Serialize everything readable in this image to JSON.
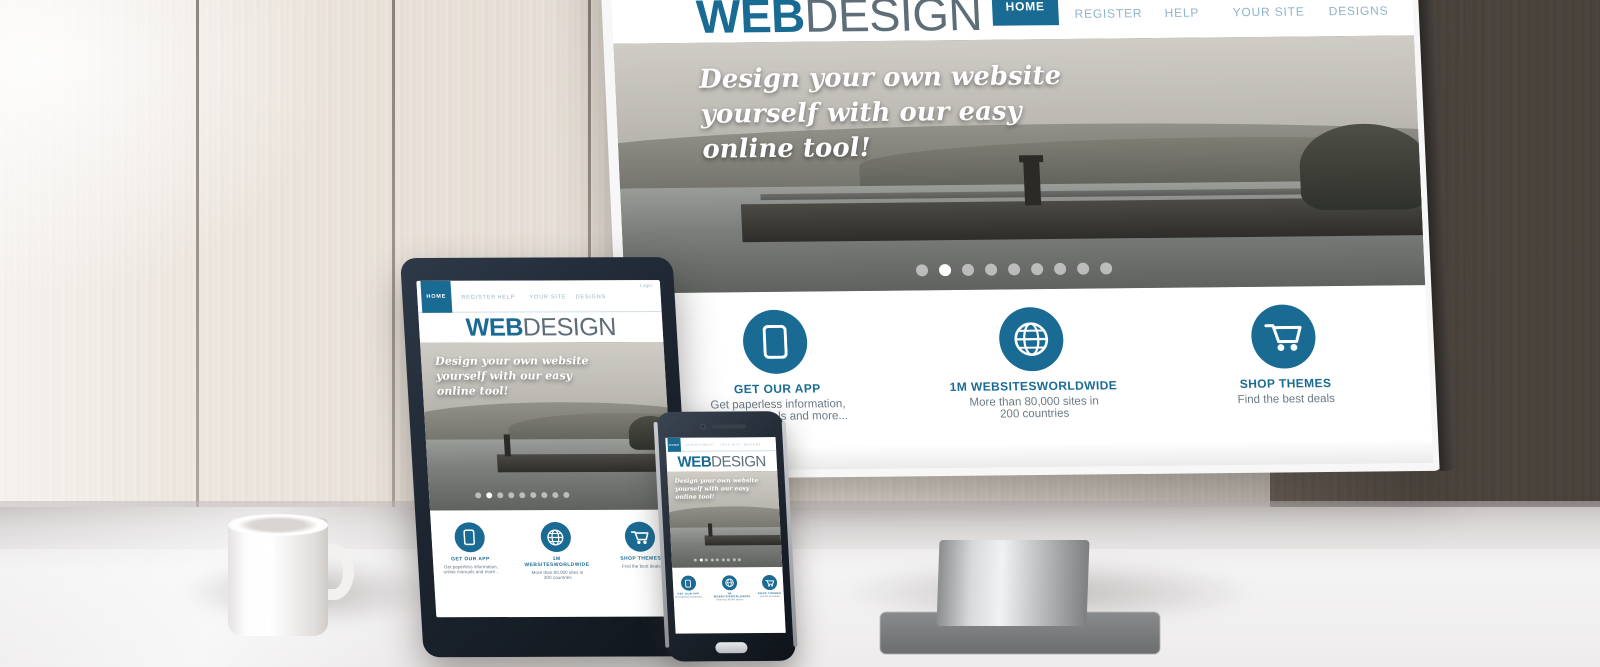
{
  "scene": {
    "description": "Responsive web design mockup on monitor, tablet and smartphone on a white glossy desk against a whitewashed wood wall",
    "objects": [
      "wood-wall",
      "white-desk",
      "coffee-mug",
      "desktop-monitor",
      "tablet",
      "smartphone"
    ]
  },
  "colors": {
    "brand_blue": "#1a6b94",
    "nav_link": "#8fb4c8",
    "logo_dark": "#5d6e78",
    "feature_text": "#6a7a84",
    "device_bezel": "#1d2530",
    "wall_light": "#e8e0d8",
    "desk_white": "#f4f3f3"
  },
  "site": {
    "logo": {
      "bold": "WEB",
      "light": "DESIGN"
    },
    "login_label": "Login",
    "nav": [
      {
        "label": "HOME",
        "active": true
      },
      {
        "label": "REGISTER",
        "active": false
      },
      {
        "label": "HELP",
        "active": false
      },
      {
        "label": "YOUR SITE",
        "active": false
      },
      {
        "label": "DESIGNS",
        "active": false
      }
    ],
    "hero": {
      "line1": "Design your own website",
      "line2": "yourself with our easy",
      "line3": "online tool!",
      "slider": {
        "total": 9,
        "active_index": 1
      }
    },
    "features": [
      {
        "icon": "mobile-phone-icon",
        "title": "GET OUR APP",
        "desc_line1": "Get paperless information,",
        "desc_line2": "online manuals and more..."
      },
      {
        "icon": "globe-icon",
        "title": "1M WEBSITESWORLDWIDE",
        "desc_line1": "More than 80,000 sites in",
        "desc_line2": "200 countries"
      },
      {
        "icon": "shopping-cart-icon",
        "title": "SHOP THEMES",
        "desc_line1": "Find the best deals",
        "desc_line2": ""
      }
    ]
  },
  "devices": {
    "monitor": {
      "name": "Desktop monitor"
    },
    "tablet": {
      "name": "Tablet"
    },
    "phone": {
      "name": "Smartphone"
    }
  }
}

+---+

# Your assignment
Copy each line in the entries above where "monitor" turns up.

# Answer to this exercise
    "description": "Responsive web design mockup on monitor, tablet and smartphone on a white glossy desk against a whitewashed wood wall",
      "desktop-monitor",
    "monitor": {
      "name": "Desktop monitor"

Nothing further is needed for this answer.